Once Treme became a reality, Bourdain came aboard as a consultant and writer with Simon praising the chef’s “perfectly” written scenes. “We had no fear for the arc — neither in its direction, nor its execution,” Simon wrote. “For four seasons, in the writers’ room and on the page, Tony guided and wrote us all the way home.”
Simon then spoke of “The Church of Bourdain,” the belief that Americans would all be better served by traveling the world and sharing a meal with people who are different than them. “He remains, for many of us, the American that we wish ourselves to be in the world’s sight,” posited Simon. “To have him widely displayed as our countryman, open to and caring about the rest of the world, and being so amid our current political degradation — this was ever more important and heroic.
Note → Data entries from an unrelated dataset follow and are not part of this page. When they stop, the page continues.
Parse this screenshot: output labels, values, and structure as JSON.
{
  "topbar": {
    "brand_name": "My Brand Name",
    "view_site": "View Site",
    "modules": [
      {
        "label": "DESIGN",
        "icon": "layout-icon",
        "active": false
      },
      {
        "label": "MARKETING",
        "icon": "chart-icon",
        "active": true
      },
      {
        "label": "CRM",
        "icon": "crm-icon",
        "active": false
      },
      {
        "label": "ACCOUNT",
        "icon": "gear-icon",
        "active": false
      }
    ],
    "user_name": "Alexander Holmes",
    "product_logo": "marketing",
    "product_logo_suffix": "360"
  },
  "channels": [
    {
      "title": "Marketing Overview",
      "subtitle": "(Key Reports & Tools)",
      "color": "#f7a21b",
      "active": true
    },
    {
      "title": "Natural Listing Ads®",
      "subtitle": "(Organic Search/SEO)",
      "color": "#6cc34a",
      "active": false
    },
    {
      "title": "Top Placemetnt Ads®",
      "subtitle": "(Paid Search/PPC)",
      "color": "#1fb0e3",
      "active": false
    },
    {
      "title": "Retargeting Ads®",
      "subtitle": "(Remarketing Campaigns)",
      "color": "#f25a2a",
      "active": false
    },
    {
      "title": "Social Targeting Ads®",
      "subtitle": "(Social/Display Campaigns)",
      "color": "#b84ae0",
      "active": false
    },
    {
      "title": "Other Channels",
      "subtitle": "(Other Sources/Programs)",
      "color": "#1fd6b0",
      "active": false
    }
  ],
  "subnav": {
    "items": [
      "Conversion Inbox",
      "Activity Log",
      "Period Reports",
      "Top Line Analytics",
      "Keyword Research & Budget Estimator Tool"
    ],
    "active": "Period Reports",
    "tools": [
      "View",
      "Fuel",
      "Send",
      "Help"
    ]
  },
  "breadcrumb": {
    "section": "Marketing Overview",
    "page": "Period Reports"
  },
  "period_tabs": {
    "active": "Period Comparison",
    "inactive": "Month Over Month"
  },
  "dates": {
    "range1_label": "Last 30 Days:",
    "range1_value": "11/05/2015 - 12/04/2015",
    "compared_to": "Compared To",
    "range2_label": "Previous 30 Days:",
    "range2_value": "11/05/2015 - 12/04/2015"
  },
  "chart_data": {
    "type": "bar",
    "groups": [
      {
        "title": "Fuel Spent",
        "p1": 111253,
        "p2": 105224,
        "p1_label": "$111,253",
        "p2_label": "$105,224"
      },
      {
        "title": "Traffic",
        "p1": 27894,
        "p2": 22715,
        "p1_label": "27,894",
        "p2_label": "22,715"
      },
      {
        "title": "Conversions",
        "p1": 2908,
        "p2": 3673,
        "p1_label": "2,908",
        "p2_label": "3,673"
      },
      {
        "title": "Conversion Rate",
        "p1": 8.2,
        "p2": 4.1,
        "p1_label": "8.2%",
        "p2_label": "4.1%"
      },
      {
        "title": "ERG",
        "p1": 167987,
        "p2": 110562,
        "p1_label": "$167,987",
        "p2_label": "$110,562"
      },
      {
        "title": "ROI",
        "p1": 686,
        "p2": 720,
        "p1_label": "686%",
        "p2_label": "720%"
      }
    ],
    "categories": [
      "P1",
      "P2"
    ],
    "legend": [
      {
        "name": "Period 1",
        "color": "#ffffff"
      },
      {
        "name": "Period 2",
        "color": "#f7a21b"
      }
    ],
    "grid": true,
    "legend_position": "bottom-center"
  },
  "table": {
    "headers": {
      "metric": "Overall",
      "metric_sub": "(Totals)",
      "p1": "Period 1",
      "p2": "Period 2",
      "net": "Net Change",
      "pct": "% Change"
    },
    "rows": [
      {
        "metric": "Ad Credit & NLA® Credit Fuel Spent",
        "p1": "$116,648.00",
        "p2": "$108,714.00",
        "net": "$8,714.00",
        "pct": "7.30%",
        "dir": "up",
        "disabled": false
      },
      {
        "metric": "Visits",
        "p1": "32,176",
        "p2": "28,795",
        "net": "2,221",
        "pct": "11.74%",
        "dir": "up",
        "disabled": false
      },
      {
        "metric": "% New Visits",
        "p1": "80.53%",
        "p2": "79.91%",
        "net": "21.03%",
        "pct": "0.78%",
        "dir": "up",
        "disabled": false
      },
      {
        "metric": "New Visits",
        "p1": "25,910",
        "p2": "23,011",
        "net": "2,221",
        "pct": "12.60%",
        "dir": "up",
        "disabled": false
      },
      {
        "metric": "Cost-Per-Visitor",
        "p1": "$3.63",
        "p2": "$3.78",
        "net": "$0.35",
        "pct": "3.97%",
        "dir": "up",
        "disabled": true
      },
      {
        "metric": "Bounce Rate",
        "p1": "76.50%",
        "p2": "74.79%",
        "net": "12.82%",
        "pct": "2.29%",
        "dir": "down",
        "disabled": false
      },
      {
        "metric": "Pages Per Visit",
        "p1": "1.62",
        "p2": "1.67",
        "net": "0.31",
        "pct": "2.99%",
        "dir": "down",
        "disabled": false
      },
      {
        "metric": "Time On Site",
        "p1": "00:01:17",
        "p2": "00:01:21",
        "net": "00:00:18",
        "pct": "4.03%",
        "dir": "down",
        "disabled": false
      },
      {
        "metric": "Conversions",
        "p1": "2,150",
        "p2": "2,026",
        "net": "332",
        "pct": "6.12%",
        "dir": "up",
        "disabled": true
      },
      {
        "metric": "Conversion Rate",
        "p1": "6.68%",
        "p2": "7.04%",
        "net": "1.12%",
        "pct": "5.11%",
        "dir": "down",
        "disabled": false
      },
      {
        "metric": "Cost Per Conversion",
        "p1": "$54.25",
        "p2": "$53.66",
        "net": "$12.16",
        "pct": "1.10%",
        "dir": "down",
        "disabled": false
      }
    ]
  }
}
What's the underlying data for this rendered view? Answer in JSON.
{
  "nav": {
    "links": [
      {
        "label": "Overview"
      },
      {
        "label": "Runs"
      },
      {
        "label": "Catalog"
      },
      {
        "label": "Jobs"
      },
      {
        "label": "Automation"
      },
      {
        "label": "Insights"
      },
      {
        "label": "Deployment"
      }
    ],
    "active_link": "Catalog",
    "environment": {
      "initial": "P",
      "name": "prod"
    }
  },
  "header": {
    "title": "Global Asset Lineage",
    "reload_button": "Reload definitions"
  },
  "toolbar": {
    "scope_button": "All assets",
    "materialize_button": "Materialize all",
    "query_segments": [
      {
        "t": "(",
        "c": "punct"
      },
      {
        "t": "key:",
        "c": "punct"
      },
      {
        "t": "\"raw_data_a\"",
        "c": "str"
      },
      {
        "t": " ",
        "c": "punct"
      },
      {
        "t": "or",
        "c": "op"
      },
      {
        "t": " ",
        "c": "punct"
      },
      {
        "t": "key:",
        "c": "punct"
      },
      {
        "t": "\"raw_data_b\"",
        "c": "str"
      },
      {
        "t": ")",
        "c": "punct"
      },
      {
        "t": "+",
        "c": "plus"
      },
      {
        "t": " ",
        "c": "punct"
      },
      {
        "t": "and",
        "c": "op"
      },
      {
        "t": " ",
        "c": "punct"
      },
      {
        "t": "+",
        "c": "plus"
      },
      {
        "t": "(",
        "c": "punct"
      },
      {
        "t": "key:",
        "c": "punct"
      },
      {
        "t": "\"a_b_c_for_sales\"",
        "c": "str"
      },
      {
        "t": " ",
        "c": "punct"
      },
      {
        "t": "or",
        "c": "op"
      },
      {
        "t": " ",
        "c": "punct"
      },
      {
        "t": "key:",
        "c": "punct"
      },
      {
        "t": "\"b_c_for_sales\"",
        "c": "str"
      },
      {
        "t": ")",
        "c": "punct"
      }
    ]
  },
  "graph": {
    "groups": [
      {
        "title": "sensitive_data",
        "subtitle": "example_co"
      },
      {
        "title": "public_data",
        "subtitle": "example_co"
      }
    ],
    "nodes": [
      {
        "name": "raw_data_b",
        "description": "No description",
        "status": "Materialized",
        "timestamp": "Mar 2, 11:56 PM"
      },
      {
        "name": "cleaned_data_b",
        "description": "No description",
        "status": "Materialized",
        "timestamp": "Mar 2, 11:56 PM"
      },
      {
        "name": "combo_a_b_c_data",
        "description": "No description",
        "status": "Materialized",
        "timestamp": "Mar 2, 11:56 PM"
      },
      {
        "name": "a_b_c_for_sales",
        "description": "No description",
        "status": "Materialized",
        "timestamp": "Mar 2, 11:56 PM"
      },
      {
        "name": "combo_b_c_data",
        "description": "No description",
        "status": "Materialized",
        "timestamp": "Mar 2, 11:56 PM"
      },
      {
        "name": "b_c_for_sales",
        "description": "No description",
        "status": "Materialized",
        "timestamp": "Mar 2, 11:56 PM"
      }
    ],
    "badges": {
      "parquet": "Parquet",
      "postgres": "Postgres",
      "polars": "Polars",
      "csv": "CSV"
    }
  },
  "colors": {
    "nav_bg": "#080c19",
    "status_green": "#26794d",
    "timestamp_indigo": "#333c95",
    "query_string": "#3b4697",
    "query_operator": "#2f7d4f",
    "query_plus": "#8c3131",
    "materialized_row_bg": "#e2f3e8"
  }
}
To lose him now, amid so many fear-mongering, xenophobic tantrums by those engaged in our misrule, is hideous and grievous.”
Read the full tribute here.
If you or someone you know is considering suicide, please contact the National Suicide Prevention Lifeline at 1-800-273-TALK (8255).